GP practices in Scotland will receive the full funding required to cover the increase in employers pensions contributions, the BMA has said.
Following discussions between the Scottish Government and the BMA, there is now ‘a solution that will ensure that there’s not a cash flow problem for practices’ according to the BMA.
There were previous suggestions the Government would not cover all the cost for the hike in the rate - from 14.9% to 20.9% from 1 April - which led the BMA to warn of the ‘extremely damaging’ impact on practices.
Last December the Scottish Public Pensions Agency announced the rate would go up to match the increase in benefit costs.
A letter sent by public finance and digital economy minister Kate Forbes last month to the Health and Sport Committee said the UK Government had previously committed to ‘provide funding to fully cover the increased pension costs for NHS employers’.
Ms Forbes said the funding will not be enough to meet the costs - and that the Scottish Government will have to consider ‘how the shortfall will be met’.
But following discussions this week, BMA Scotland GP Committee chair Dr Andrew Buist told Pulse: ’We have a solution for the superannuation issue for Scottish practices. They have begun to receive notification that the additional 6% for the staff, based on the previous month’s returns, will appear next week in their statement.
’Similarly for the practitioners who are members of the scheme, this will appear next week.
‘We seem to have a solution that will ensure that there’s not a cash flow problem for practices.’
He added: ‘There still appears to be an ongoing dispute between the Scottish Government and the UK Treasury as to the exact amount of money to be transferred. But that should not concern practices. It’s an issue between the UK Government and the Scottish Government.’
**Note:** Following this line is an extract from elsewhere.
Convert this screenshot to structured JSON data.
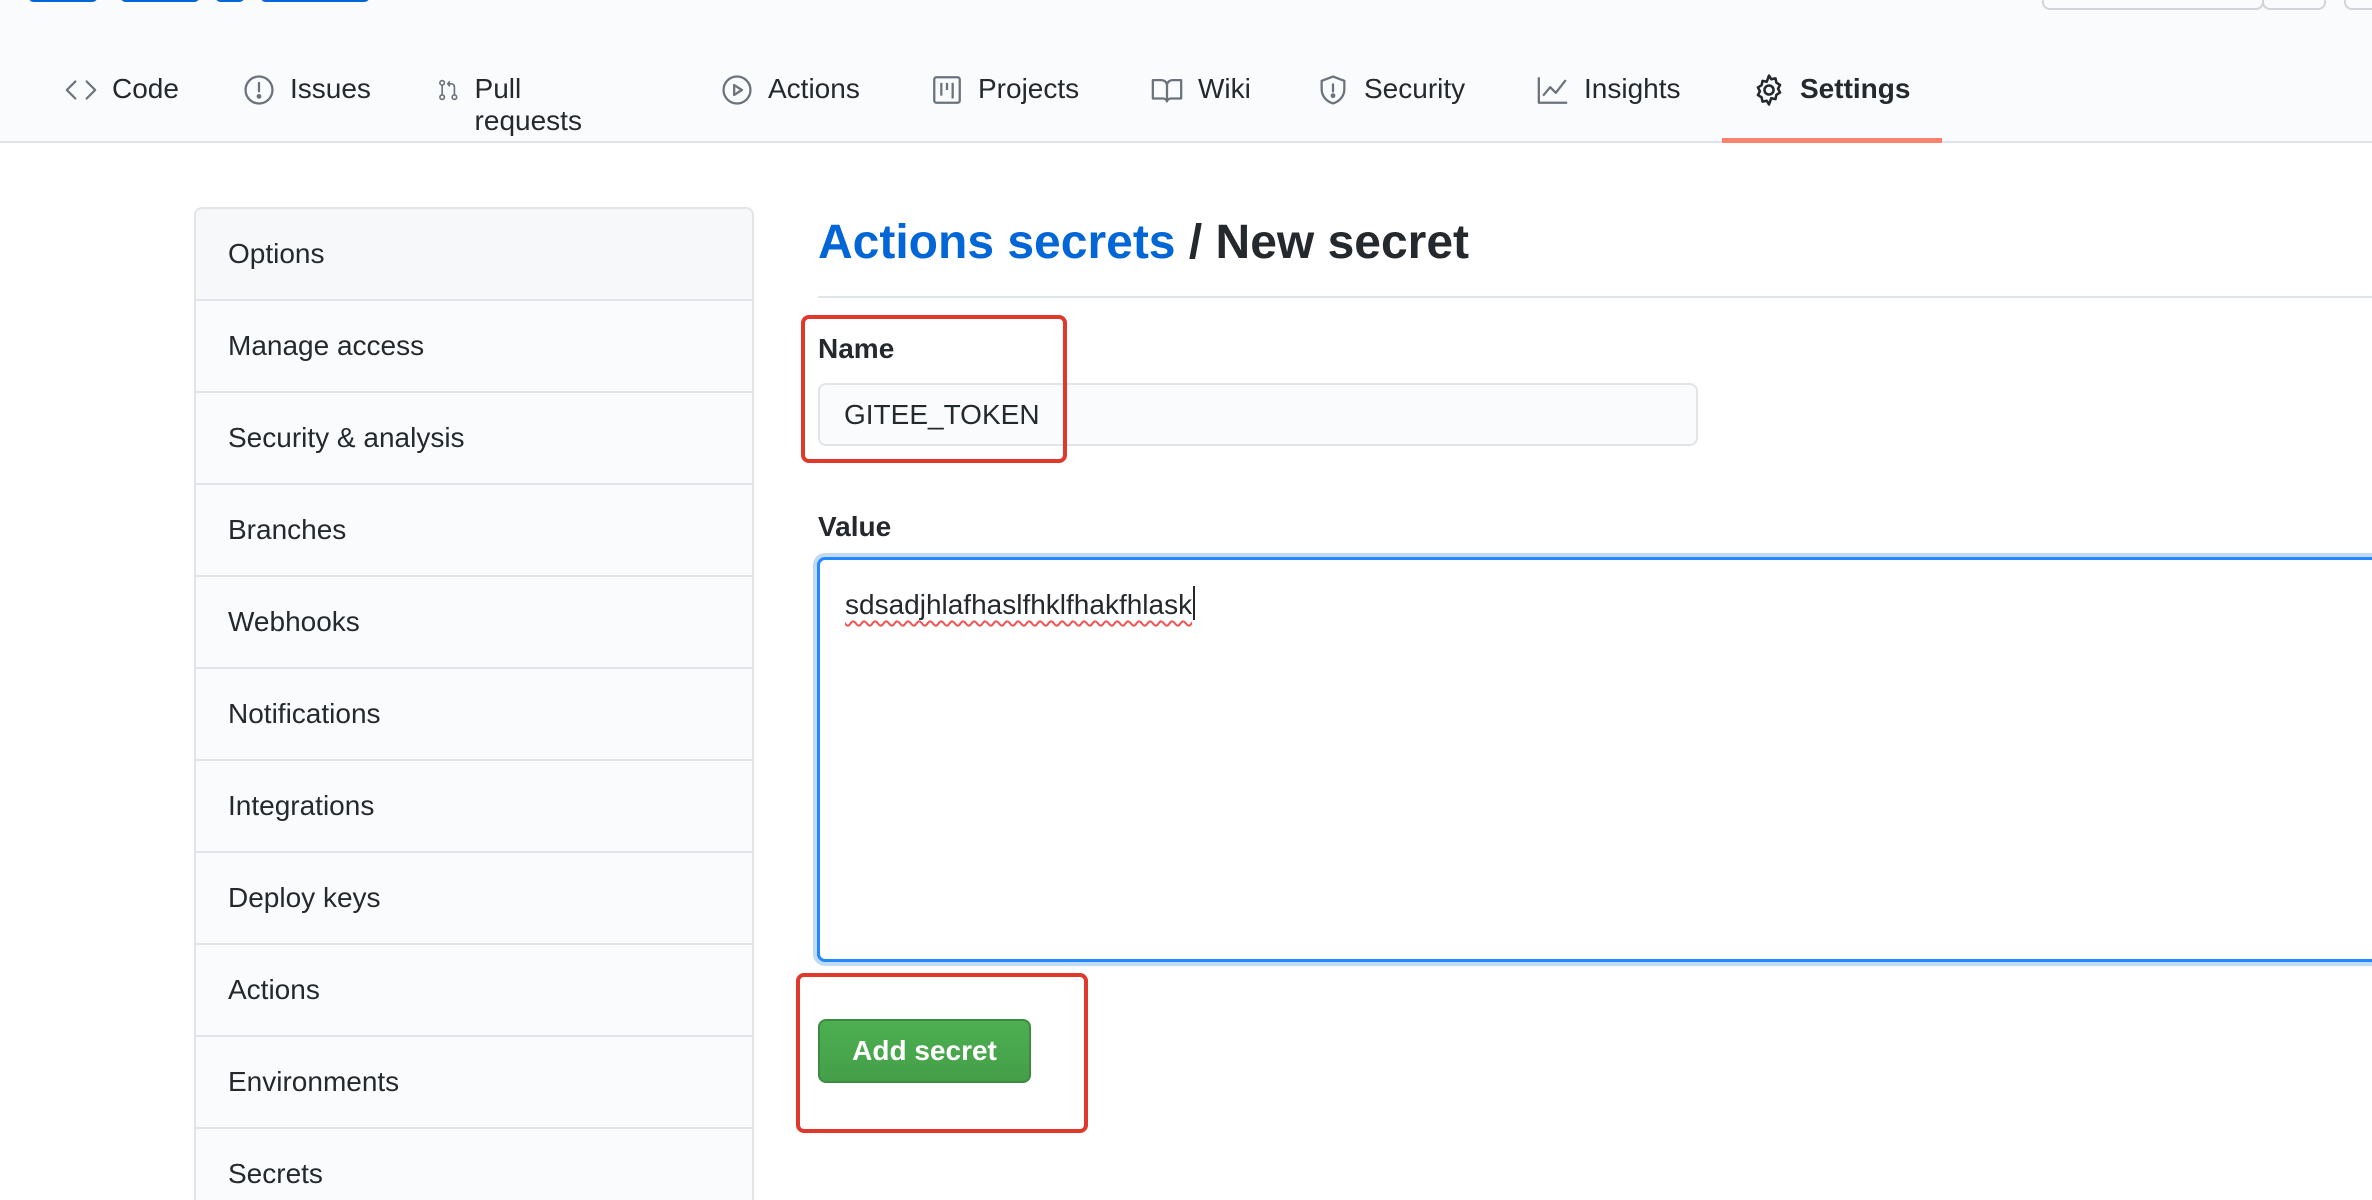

A spokesperson for the Scottish Government said: ‘Once we have confirmation from the UK Government, the Scottish Government will take the appropriate steps to disperse the additional funding and, if there is a shortfall in the funding from the UK Government, consider how that shortfall will be met.’